It remains to be seen if the pressure the U.S. Hispanic community is feeling under this Administration will be significant enough to cause them to respond politically since “keeping their head down” and not causing trouble has been their predominant attitude politically until now, as seen in recent protests.

Hispanic Consumers are still optimistic

Despite the anti-immigrant rhetoric, overall, Hispanics still feel optimistic towards the U.S. economy in 2017. Donald Trump the “businessman” is viewed favorably. His perceived business acumen gives Hispanics hope for the U.S. economy and their personal financial outlook.
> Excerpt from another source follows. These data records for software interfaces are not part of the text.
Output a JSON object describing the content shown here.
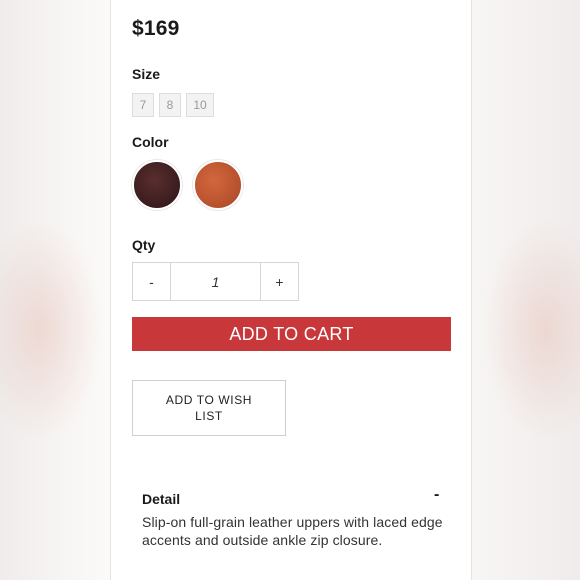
{
  "product": {
    "price": "$169"
  },
  "size": {
    "label": "Size",
    "options": [
      "7",
      "8",
      "10"
    ]
  },
  "color": {
    "label": "Color",
    "swatches": [
      {
        "name": "dark-brown",
        "hex": "#3a1c1e"
      },
      {
        "name": "rust",
        "hex": "#b8522e"
      }
    ]
  },
  "qty": {
    "label": "Qty",
    "decrement": "-",
    "value": "1",
    "increment": "+"
  },
  "actions": {
    "add_to_cart": "ADD TO CART",
    "add_to_wishlist": "ADD TO WISH LIST"
  },
  "detail": {
    "title": "Detail",
    "toggle": "-",
    "text": "Slip-on full-grain leather uppers with laced edge accents and outside ankle zip closure."
  },
  "colors": {
    "accent": "#c8373a"
  }
}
A strong economy that produces good jobs and wages would be welcome by all Americans.

But Hispanics are particularly sensitive to the fluctuations of the economy since they often have fewer economic resources to fall back on to cushion the blow of economic downturns. And as the economy continues to improve, the cost of housing and other necessities is increasing with it, resulting in concerns about cost of living vs. wages.

Sustained Optimism?

As 2017 unspools, Hispanics will watch closely to see if wages increase enough to offset price increases. The result will help measure whether their optimism for the year persists.

Download the report here for additional insights: